Monday, April 11, 2011

Stretchers vs. Plastic

Lots of little jobs today including adding some art-print options to my website and ordering canvas. I like the TopGun canvas I painted on last week but I don't like the stretching process much. Stretcher bars are also rather expensive (£40 for wood and up to £70 for aluminium ones!) AND it seems that cracking and deterioration in paintings is mainly due to a flexible surface instead of a rigid one. So, I've been toying with the idea of sticking the canvas to a solid surface. These paintings are proving expensive now. The canvas is £16 a metre, so I thought that (the normally too expensive) acrylic plastic might be feasible at last.

Lots of options... acrylic is tough and stable and costs about £50 for about £40 of stretchers, PLUS no need to stretch, just glue the canvas on to the surface. Aluminium composite is another option, which is about the same price. Would this be more stable? Big sheets of acrylic might flex and bow. Polycarbonate is at least 50% more expensive. Is this better? It's much tougher but can yellow with age. Wood... too heavy. If I knew the acrylic was rigid I could prime and paint directly on that and ignore the canvas all together... but then every little scratch would show up so the piece would have to be perfect.

Choices choices! Is it better to go for the best and most expensive materials, or compromise? For me, I'm tending towards the best. If anyone assumes a painting is going to be a masterpiece it should be the artist (I mean, why aim to paint a substandard painting..!?), and the most luxurious and perfect bed should be made and set ready for the queen of paintings. If she turns out to be less than regal and a little flaky around the edges then at least she can claim to have a bed fit for a queen.


John Salmon. said...

Hmmm! I know exactly what you mean Mark and I commend you for it but, on the other hand there is another way to look at things.

Don't forget about the work of the conservators. You wouldn't want to deny them the chance of looking after your paintings in the future.

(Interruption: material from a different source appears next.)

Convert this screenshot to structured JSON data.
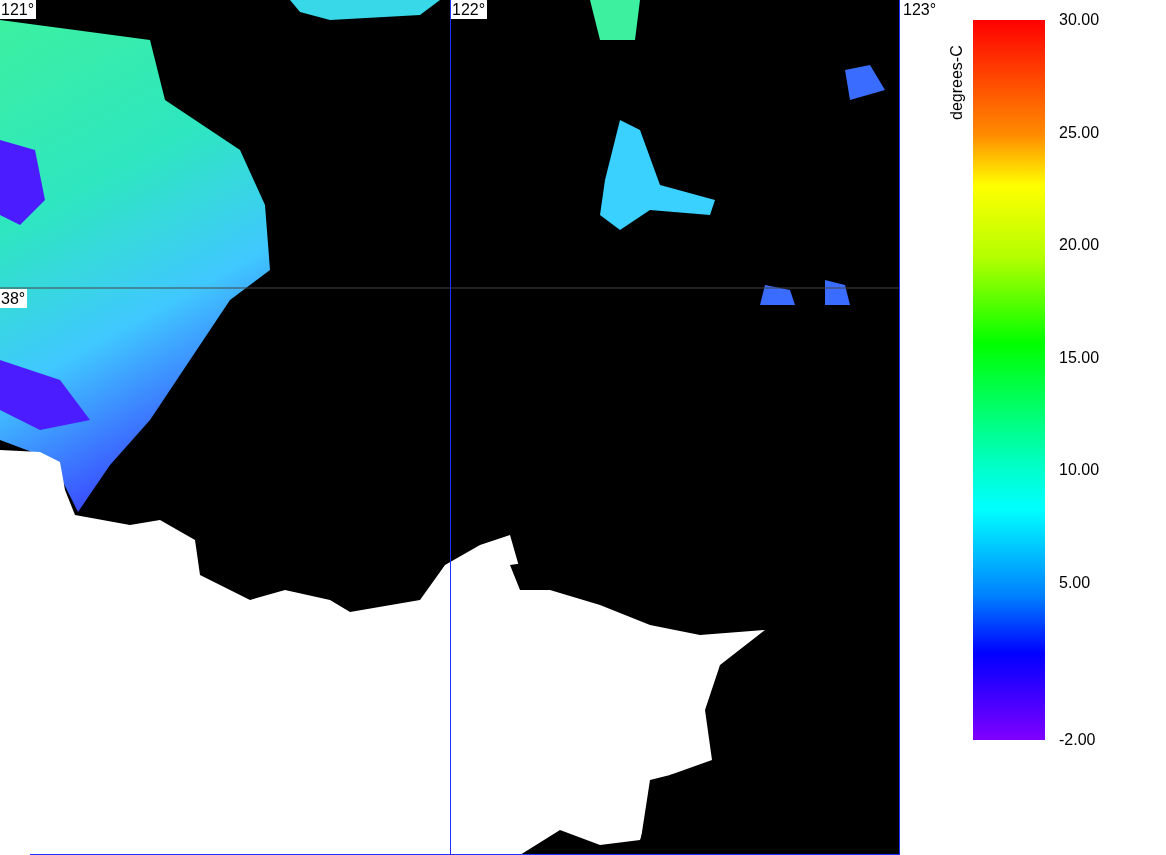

Picasso used all sorts of unstable materials from napkins to cardboard from cartons and gouache paint which can fade while you look at it.

The museum conservators do a great job of looking after old artworks. They love to handle an old masters original work and they love what they do.

It would be shame to deny them the opportunity of looking after your babies in the future :)

Andrew Williams said...

I am reminded of da Vinci's "Last Supper"...

Painting Tips and Tricks said...

I like your blog!...Daniel

jill said...

Decisions, decisions, Im really sorry I cant help you with this one. Your work is worthy of the best quality you can afford but I also agree with John Salmon above and think your work will stand up anyway no matter what it is painted on. I have seen some fantastic work on brown paper. Good luck with whatever you decide

Mark Sheeky said...

Good points from everyone! Perhaps the best solution is to pick surfaces based on the picture and nothing more.